╭──

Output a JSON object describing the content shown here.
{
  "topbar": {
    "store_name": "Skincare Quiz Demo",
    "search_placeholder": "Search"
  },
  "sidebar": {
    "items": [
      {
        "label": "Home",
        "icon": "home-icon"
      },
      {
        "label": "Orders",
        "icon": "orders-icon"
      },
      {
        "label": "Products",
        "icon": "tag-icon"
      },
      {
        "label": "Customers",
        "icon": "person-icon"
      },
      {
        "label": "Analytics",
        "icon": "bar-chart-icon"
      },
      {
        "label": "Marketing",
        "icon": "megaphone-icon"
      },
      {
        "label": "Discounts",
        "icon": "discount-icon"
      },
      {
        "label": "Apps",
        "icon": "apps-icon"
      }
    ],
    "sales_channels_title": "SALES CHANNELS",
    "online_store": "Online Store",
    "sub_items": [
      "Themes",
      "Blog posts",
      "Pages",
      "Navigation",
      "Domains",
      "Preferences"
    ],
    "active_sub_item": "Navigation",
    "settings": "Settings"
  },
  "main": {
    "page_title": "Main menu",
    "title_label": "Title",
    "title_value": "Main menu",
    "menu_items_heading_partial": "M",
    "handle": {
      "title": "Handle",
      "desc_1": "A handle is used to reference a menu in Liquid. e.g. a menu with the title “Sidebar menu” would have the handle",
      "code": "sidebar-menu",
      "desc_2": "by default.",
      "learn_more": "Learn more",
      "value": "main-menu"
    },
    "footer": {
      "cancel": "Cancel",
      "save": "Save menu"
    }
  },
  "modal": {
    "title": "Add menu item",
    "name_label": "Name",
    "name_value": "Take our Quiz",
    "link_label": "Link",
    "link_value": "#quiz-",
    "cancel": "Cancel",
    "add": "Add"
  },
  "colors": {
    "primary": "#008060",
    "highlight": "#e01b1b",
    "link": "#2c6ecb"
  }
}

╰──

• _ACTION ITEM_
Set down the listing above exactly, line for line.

• _WRITTEN SOLUTION_
Output a JSON object describing the content shown here.
{
  "topbar": {
    "store_name": "Skincare Quiz Demo",
    "search_placeholder": "Search"
  },
  "sidebar": {
    "items": [
      {
        "label": "Home",
        "icon": "home-icon"
      },
      {
        "label": "Orders",
        "icon": "orders-icon"
      },
      {
        "label": "Products",
        "icon": "tag-icon"
      },
      {
        "label": "Customers",
        "icon": "person-icon"
      },
      {
        "label": "Analytics",
        "icon": "bar-chart-icon"
      },
      {
        "label": "Marketing",
        "icon": "megaphone-icon"
      },
      {
        "label": "Discounts",
        "icon": "discount-icon"
      },
      {
        "label": "Apps",
        "icon": "apps-icon"
      }
    ],
    "sales_channels_title": "SALES CHANNELS",
    "online_store": "Online Store",
    "sub_items": [
      "Themes",
      "Blog posts",
      "Pages",
      "Navigation",
      "Domains",
      "Preferences"
    ],
    "active_sub_item": "Navigation",
    "settings": "Settings"
  },
  "main": {
    "page_title": "Main menu",
    "title_label": "Title",
    "title_value": "Main menu",
    "menu_items_heading_partial": "M",
    "handle": {
      "title": "Handle",
      "desc_1": "A handle is used to reference a menu in Liquid. e.g. a menu with the title “Sidebar menu” would have the handle",
      "code": "sidebar-menu",
      "desc_2": "by default.",
      "learn_more": "Learn more",
      "value": "main-menu"
    },
    "footer": {
      "cancel": "Cancel",
      "save": "Save menu"
    }
  },
  "modal": {
    "title": "Add menu item",
    "name_label": "Name",
    "name_value": "Take our Quiz",
    "link_label": "Link",
    "link_value": "#quiz-",
    "cancel": "Cancel",
    "add": "Add"
  },
  "colors": {
    "primary": "#008060",
    "highlight": "#e01b1b",
    "link": "#2c6ecb"
  }
}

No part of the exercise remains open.